══ Provided records ══

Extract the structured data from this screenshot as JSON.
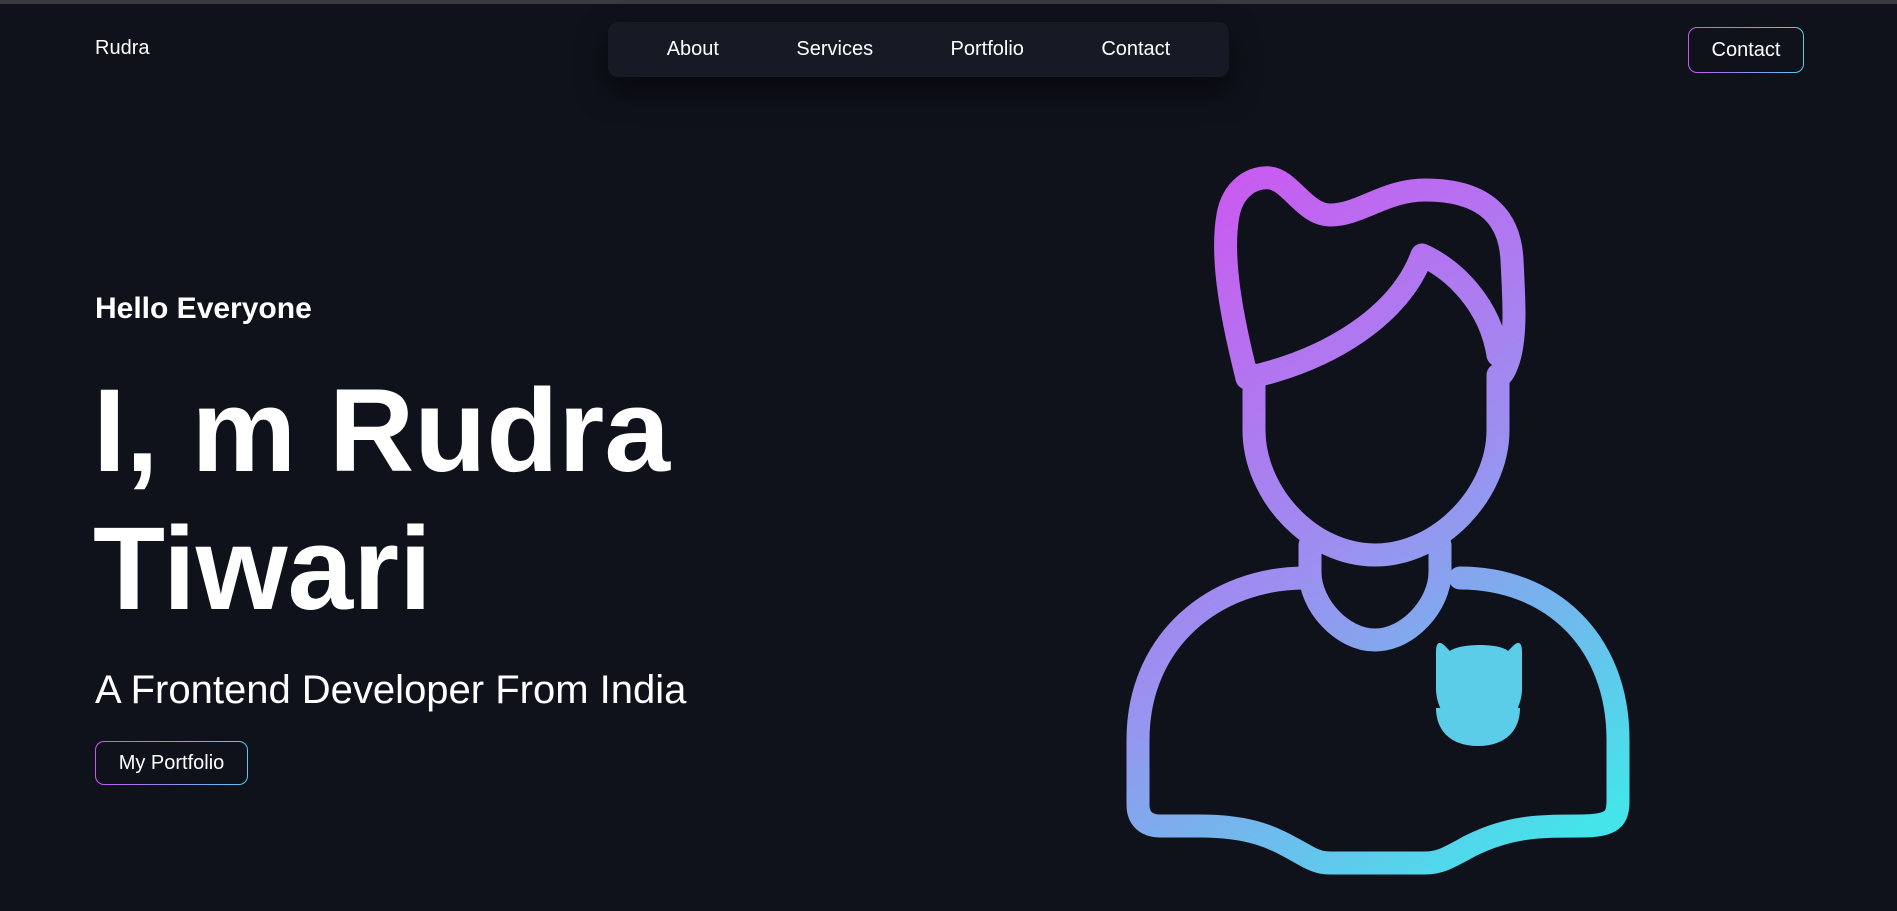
{
  "header": {
    "brand": "Rudra",
    "nav": [
      "About",
      "Services",
      "Portfolio",
      "Contact"
    ],
    "cta_label": "Contact"
  },
  "hero": {
    "greeting": "Hello Everyone",
    "name_line1": "I, m Rudra",
    "name_line2": "Tiwari",
    "tagline": "A Frontend Developer From India",
    "button_label": "My Portfolio"
  },
  "illustration": {
    "icon": "user-avatar-icon",
    "gradient_colors": [
      "#c95bf0",
      "#9c8ff0",
      "#45e3ea"
    ]
  },
  "colors": {
    "background": "#0f121b",
    "nav_background": "#161a24",
    "accent_start": "#c459ee",
    "accent_end": "#58c9ec"
  }
}
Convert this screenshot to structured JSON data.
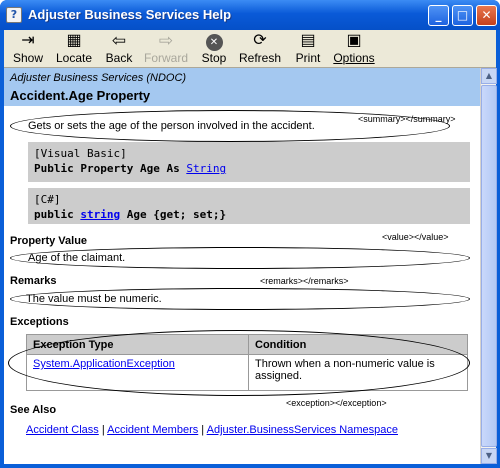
{
  "window": {
    "title": "Adjuster Business Services Help",
    "app_icon_glyph": "?",
    "controls": {
      "minimize": "_",
      "maximize": "□",
      "close": "✕"
    }
  },
  "toolbar": {
    "buttons": [
      {
        "label": "Show",
        "icon": "show-icon",
        "glyph": "⇥",
        "enabled": true
      },
      {
        "label": "Locate",
        "icon": "locate-icon",
        "glyph": "▦",
        "enabled": true
      },
      {
        "label": "Back",
        "icon": "back-arrow-icon",
        "glyph": "⇦",
        "enabled": true
      },
      {
        "label": "Forward",
        "icon": "forward-arrow-icon",
        "glyph": "⇨",
        "enabled": false
      },
      {
        "label": "Stop",
        "icon": "stop-icon",
        "glyph": "✕",
        "enabled": true
      },
      {
        "label": "Refresh",
        "icon": "refresh-icon",
        "glyph": "⟳",
        "enabled": true
      },
      {
        "label": "Print",
        "icon": "print-icon",
        "glyph": "▤",
        "enabled": true
      },
      {
        "label": "Options",
        "icon": "options-icon",
        "glyph": "▣",
        "enabled": true
      }
    ]
  },
  "page": {
    "namespace_title": "Adjuster Business Services (NDOC)",
    "property_title": "Accident.Age Property",
    "summary_tag": "<summary></summary>",
    "summary_text": "Gets or sets the age of the person involved in the accident.",
    "vb": {
      "lang": "[Visual Basic]",
      "code_prefix": "Public Property Age As ",
      "type_link": "String"
    },
    "cs": {
      "lang": "[C#]",
      "code_prefix": "public ",
      "type_link": "string",
      "code_suffix": " Age {get; set;}"
    },
    "property_value_heading": "Property Value",
    "value_tag": "<value></value>",
    "value_text": "Age of the claimant.",
    "remarks_heading": "Remarks",
    "remarks_tag": "<remarks></remarks>",
    "remarks_text": "The value must be numeric.",
    "exceptions_heading": "Exceptions",
    "exceptions_table": {
      "headers": [
        "Exception Type",
        "Condition"
      ],
      "rows": [
        {
          "type": "System.ApplicationException",
          "condition": "Thrown when a non-numeric value is assigned."
        }
      ]
    },
    "exception_tag": "<exception></exception>",
    "see_also_heading": "See Also",
    "see_also_links": [
      "Accident Class",
      "Accident Members",
      "Adjuster.BusinessServices Namespace"
    ],
    "separator": "|"
  },
  "colors": {
    "titlebar": "#0a5ad8",
    "toolbar_bg": "#ece9d8",
    "header_band": "#a4c8f0",
    "code_bg": "#cccccc",
    "link": "#0000ee"
  }
}
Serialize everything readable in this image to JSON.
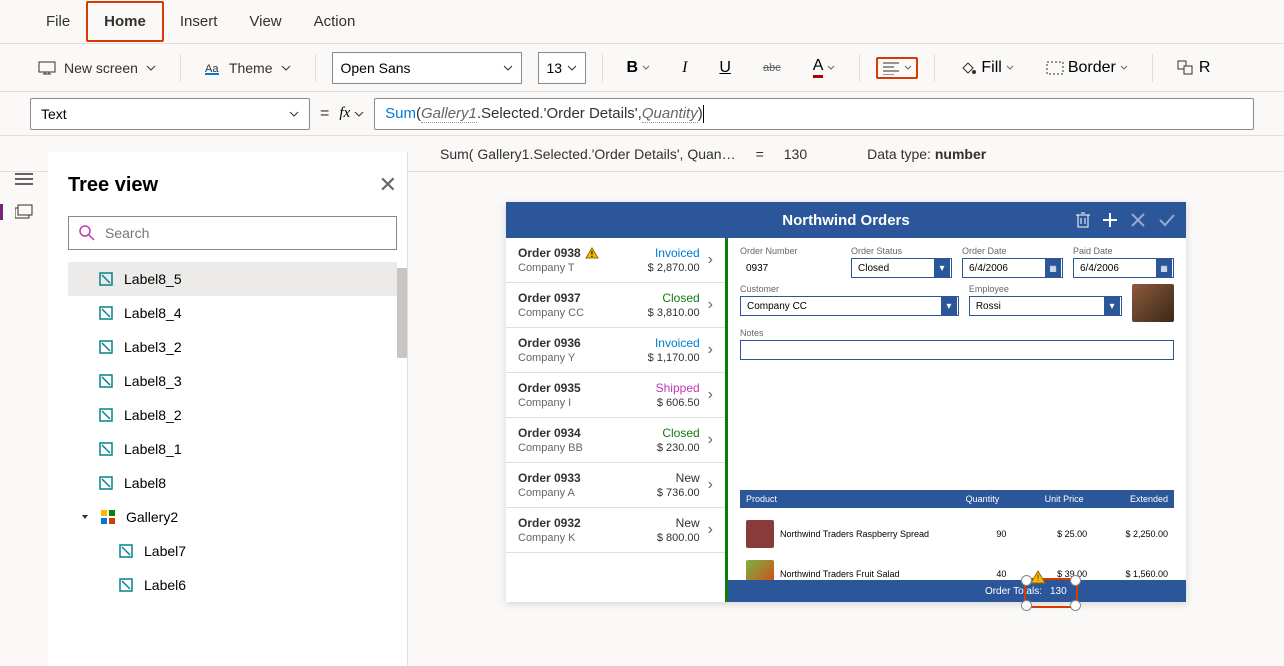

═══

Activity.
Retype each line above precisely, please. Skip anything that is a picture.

Output for this task.
Extract the structured data from this screenshot as JSON.
{
  "header": {
    "brand": "Rudra",
    "nav": [
      "About",
      "Services",
      "Portfolio",
      "Contact"
    ],
    "cta_label": "Contact"
  },
  "hero": {
    "greeting": "Hello Everyone",
    "name_line1": "I, m Rudra",
    "name_line2": "Tiwari",
    "tagline": "A Frontend Developer From India",
    "button_label": "My Portfolio"
  },
  "illustration": {
    "icon": "user-avatar-icon",
    "gradient_colors": [
      "#c95bf0",
      "#9c8ff0",
      "#45e3ea"
    ]
  },
  "colors": {
    "background": "#0f121b",
    "nav_background": "#161a24",
    "accent_start": "#c459ee",
    "accent_end": "#58c9ec"
  }
}
Convert this screenshot to structured JSON data.
{
  "window": {
    "title": "Adjuster Business Services Help",
    "app_icon_glyph": "?",
    "controls": {
      "minimize": "_",
      "maximize": "□",
      "close": "✕"
    }
  },
  "toolbar": {
    "buttons": [
      {
        "label": "Show",
        "icon": "show-icon",
        "glyph": "⇥",
        "enabled": true
      },
      {
        "label": "Locate",
        "icon": "locate-icon",
        "glyph": "▦",
        "enabled": true
      },
      {
        "label": "Back",
        "icon": "back-arrow-icon",
        "glyph": "⇦",
        "enabled": true
      },
      {
        "label": "Forward",
        "icon": "forward-arrow-icon",
        "glyph": "⇨",
        "enabled": false
      },
      {
        "label": "Stop",
        "icon": "stop-icon",
        "glyph": "✕",
        "enabled": true
      },
      {
        "label": "Refresh",
        "icon": "refresh-icon",
        "glyph": "⟳",
        "enabled": true
      },
      {
        "label": "Print",
        "icon": "print-icon",
        "glyph": "▤",
        "enabled": true
      },
      {
        "label": "Options",
        "icon": "options-icon",
        "glyph": "▣",
        "enabled": true
      }
    ]
  },
  "page": {
    "namespace_title": "Adjuster Business Services (NDOC)",
    "property_title": "Accident.Age Property",
    "summary_tag": "<summary></summary>",
    "summary_text": "Gets or sets the age of the person involved in the accident.",
    "vb": {
      "lang": "[Visual Basic]",
      "code_prefix": "Public Property Age As ",
      "type_link": "String"
    },
    "cs": {
      "lang": "[C#]",
      "code_prefix": "public ",
      "type_link": "string",
      "code_suffix": " Age {get; set;}"
    },
    "property_value_heading": "Property Value",
    "value_tag": "<value></value>",
    "value_text": "Age of the claimant.",
    "remarks_heading": "Remarks",
    "remarks_tag": "<remarks></remarks>",
    "remarks_text": "The value must be numeric.",
    "exceptions_heading": "Exceptions",
    "exceptions_table": {
      "headers": [
        "Exception Type",
        "Condition"
      ],
      "rows": [
        {
          "type": "System.ApplicationException",
          "condition": "Thrown when a non-numeric value is assigned."
        }
      ]
    },
    "exception_tag": "<exception></exception>",
    "see_also_heading": "See Also",
    "see_also_links": [
      "Accident Class",
      "Accident Members",
      "Adjuster.BusinessServices Namespace"
    ],
    "separator": "|"
  },
  "colors": {
    "titlebar": "#0a5ad8",
    "toolbar_bg": "#ece9d8",
    "header_band": "#a4c8f0",
    "code_bg": "#cccccc",
    "link": "#0000ee"
  }
}
Serialize everything readable in this image to JSON.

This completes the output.